10. October 2004: Local and regional elections throughout the country, Chávez supporters won
the elections in 80 per cent of the local authorities and 20 out of 22 provincial governments.
11. December 2005: National Assembly elections. Chávez's party, the MVR, won a large majority
of the seats following the cynical boycott of the election by some of the opposition.
12. December 2006 - Presidential election. Hugo Chávez was re-elected with 63%.
13. December 2007 - National referendum on constitutional changes

MISREPRESENTATION REGARDING NOVEMBER'S ELECTION

One
of the main misrepresentations in the run up to the 23 November has
been on so called ‘barring' of political candidates. Sections of the
Venezuelan opposition have claimed the elections will not be free and
fair due to a decision by Venezuela's Comptroller General, Clodosbaldo
Russián, to temporarily disqualify a list of around 250 individuals
from standing for public office after being found guilty of corruption
and/or misuse of public funds. Of these a much smaller number intended
to stand for election. The opposition, finding an echo in sections of
the media, has argued that the "list of banned candidates is
politically motivated and illegal" (International Herald Tribune, July 8, 2008). They add that the measure is unconstitutional. This interpretation is wrong.

Some
have falsely claimed that this is an attempt to exclude opponents of
President Chávez. However the list of disqualified individuals includes
both supporters and opponents of the government - a report in the
Venezuelan newspaper Ultimas Noticias on 14 July stated that
a majority could be identified as government supporters. Furthermore,
many of the disqualifications were not imposed recently and are the
consequence of investigations by the Comptroller General over a number
of years. This decision by the Comptroller General is both lawful and
constitutional. Such legal instruments to apply sanctions against
individuals whose probity as holders of public office is under question
has existed in Venezuela since 1975. The current legislation was
adopted in 2002 as an anti-corruption measure by Venezuela's National
Assembly in a near unanimous vote, including support from parties
opposed to the Chávez government that then had strong representation in
the National Assembly. The disqualified candidates have also had the
opportunity to legally contest the decision and the disbarring was
upheld as constitutional by a Venezuelan Supreme Court ruling on 5
August.(5)
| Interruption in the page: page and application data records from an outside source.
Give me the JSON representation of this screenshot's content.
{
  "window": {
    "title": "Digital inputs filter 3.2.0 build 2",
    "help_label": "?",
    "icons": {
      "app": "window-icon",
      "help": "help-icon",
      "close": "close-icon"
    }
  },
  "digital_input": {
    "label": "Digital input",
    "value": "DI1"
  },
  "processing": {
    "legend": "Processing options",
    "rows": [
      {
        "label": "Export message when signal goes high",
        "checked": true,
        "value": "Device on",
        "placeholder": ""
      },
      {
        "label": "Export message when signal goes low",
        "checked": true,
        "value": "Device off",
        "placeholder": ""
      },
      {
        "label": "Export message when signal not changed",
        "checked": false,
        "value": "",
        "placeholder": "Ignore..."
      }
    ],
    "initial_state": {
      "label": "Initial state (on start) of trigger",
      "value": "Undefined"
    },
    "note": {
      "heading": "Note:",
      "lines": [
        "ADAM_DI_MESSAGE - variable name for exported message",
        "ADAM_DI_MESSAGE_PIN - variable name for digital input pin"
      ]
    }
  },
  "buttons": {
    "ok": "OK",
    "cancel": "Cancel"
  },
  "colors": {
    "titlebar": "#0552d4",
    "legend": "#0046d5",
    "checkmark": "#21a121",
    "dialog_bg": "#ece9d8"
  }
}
Opponents of Venezuela's social progress have
regularly propagated a substantial campaign of disinformation seeking
to undermine the Hugo Chávez government. The latest false claims
relating to the disqualifications appear to be part of this ongoing
campaign.

* This briefing was
produced by the Venezuela information Centre (VIC). The Venezuela
Information Centre seeks to raise awareness of the advances being made
in democracy and social progress in Venezuela, and to build support for
Venezuela's right to determine its own future. VIC can provide further
information on the situation in Venezuela and representatives are
available for comment. To contact VIC e-mail
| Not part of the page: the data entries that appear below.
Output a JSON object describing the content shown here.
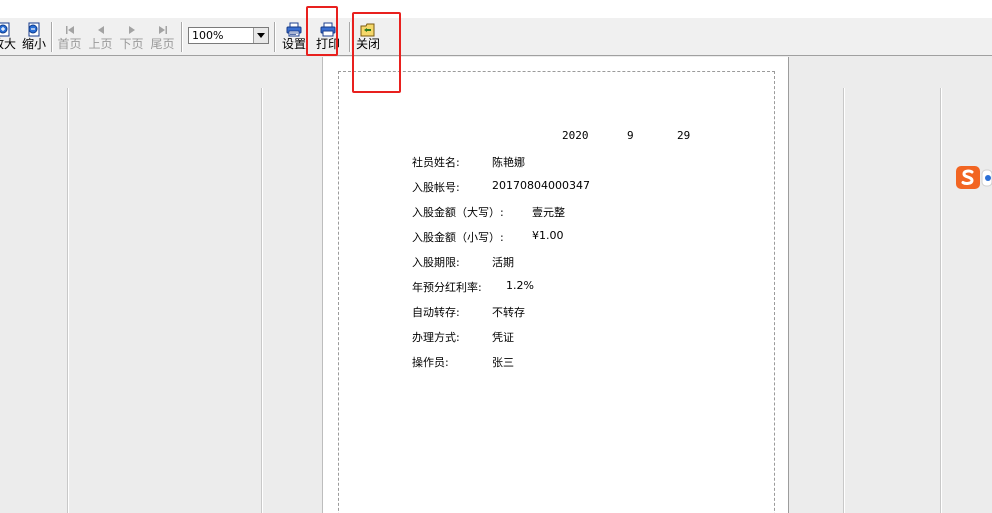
{
  "toolbar": {
    "zoom_in_label": "放大",
    "zoom_out_label": "缩小",
    "first_label": "首页",
    "prev_label": "上页",
    "next_label": "下页",
    "last_label": "尾页",
    "zoom_value": "100%",
    "setup_label": "设置",
    "print_label": "打印",
    "close_label": "关闭"
  },
  "document": {
    "date": {
      "year": "2020",
      "month": "9",
      "day": "29"
    },
    "fields": [
      {
        "label": "社员姓名:",
        "value": "陈艳娜"
      },
      {
        "label": "入股帐号:",
        "value": "20170804000347"
      },
      {
        "label": "入股金额（大写）:",
        "value": "壹元整"
      },
      {
        "label": "入股金额（小写）:",
        "value": "¥1.00"
      },
      {
        "label": "入股期限:",
        "value": "活期"
      },
      {
        "label": "年预分红利率:",
        "value": "1.2%"
      },
      {
        "label": "自动转存:",
        "value": "不转存"
      },
      {
        "label": "办理方式:",
        "value": "凭证"
      },
      {
        "label": "操作员:",
        "value": "张三"
      }
    ]
  },
  "colors": {
    "highlight": "#e8201e",
    "ime_logo": "#f26522"
  }
}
info@vicuk.org
This email address is being protected from spam bots, you need Javascript enabled to view it
or telephone 0207 250 0132.
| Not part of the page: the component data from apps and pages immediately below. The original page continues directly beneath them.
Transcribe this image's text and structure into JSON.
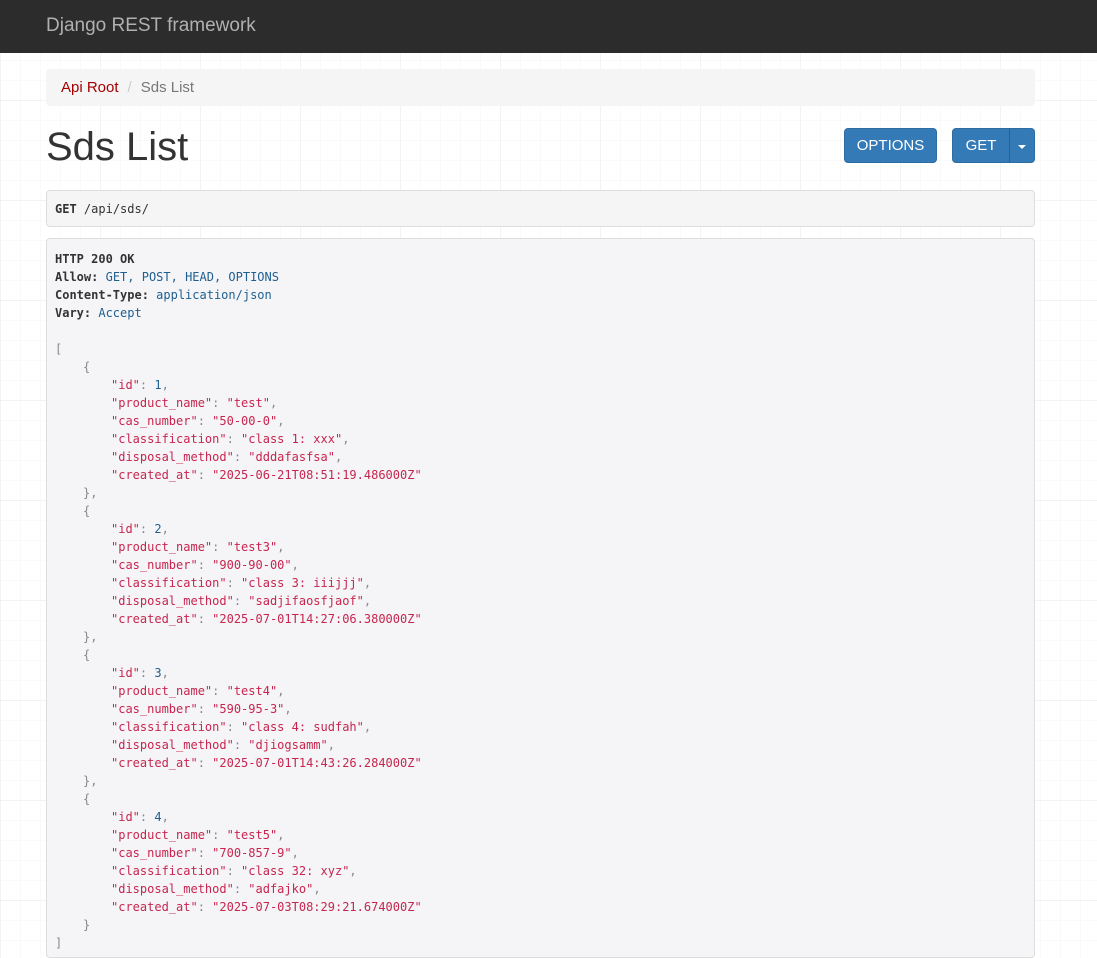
{
  "navbar": {
    "brand": "Django REST framework"
  },
  "breadcrumb": {
    "root": "Api Root",
    "separator": "/",
    "current": "Sds List"
  },
  "page": {
    "title": "Sds List",
    "options_label": "OPTIONS",
    "get_label": "GET"
  },
  "request": {
    "method": "GET",
    "path": "/api/sds/"
  },
  "response": {
    "status": "HTTP 200 OK",
    "headers": [
      {
        "key": "Allow:",
        "value": "GET, POST, HEAD, OPTIONS"
      },
      {
        "key": "Content-Type:",
        "value": "application/json"
      },
      {
        "key": "Vary:",
        "value": "Accept"
      }
    ],
    "records": [
      {
        "id": "1",
        "product_name": "\"test\"",
        "cas_number": "\"50-00-0\"",
        "classification": "\"class 1: xxx\"",
        "disposal_method": "\"dddafasfsa\"",
        "created_at": "\"2025-06-21T08:51:19.486000Z\""
      },
      {
        "id": "2",
        "product_name": "\"test3\"",
        "cas_number": "\"900-90-00\"",
        "classification": "\"class 3: iiijjj\"",
        "disposal_method": "\"sadjifaosfjaof\"",
        "created_at": "\"2025-07-01T14:27:06.380000Z\""
      },
      {
        "id": "3",
        "product_name": "\"test4\"",
        "cas_number": "\"590-95-3\"",
        "classification": "\"class 4: sudfah\"",
        "disposal_method": "\"djiogsamm\"",
        "created_at": "\"2025-07-01T14:43:26.284000Z\""
      },
      {
        "id": "4",
        "product_name": "\"test5\"",
        "cas_number": "\"700-857-9\"",
        "classification": "\"class 32: xyz\"",
        "disposal_method": "\"adfajko\"",
        "created_at": "\"2025-07-03T08:29:21.674000Z\""
      }
    ]
  },
  "colors": {
    "navbar": "#2c2c2c",
    "accent": "#337ab7",
    "breadcrumb_link": "#a30000",
    "json_string": "#c7254e",
    "json_number": "#1e5f8f"
  }
}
FOOTNOTES:

1.
Examples with regards to this election include ‘Hugo Chavez faces
toughest political test ... against his ex-wife' (‘Times Online,'
November 17,
2008)
and ‘Hugo Chávez effect finally wears off in Venezuela and around the
world' (Vanessa Neumann, 'Daily Telegraph' online, November 19
2008.)
2. See http://www.rnv.gov.ve/noticias/index.php?act=ST&f=2&t=83946&hl=cne&s=7b2...
3. See European Parliament report: 'Election Observation of Parliamentary Elections in Venezuela', 2nd - 6th December 2005.
4. See http://www.latinobarometro.org/docs/INFORME_LATINOBAROMETRO_2008.pdf
5 For full details see the briefing ‘The Facts About the List of ‘Banned Candidates' in Venezuela' at
http://www.vicuk.org/index.php?option=com_content&task=view&id=306&Itemi...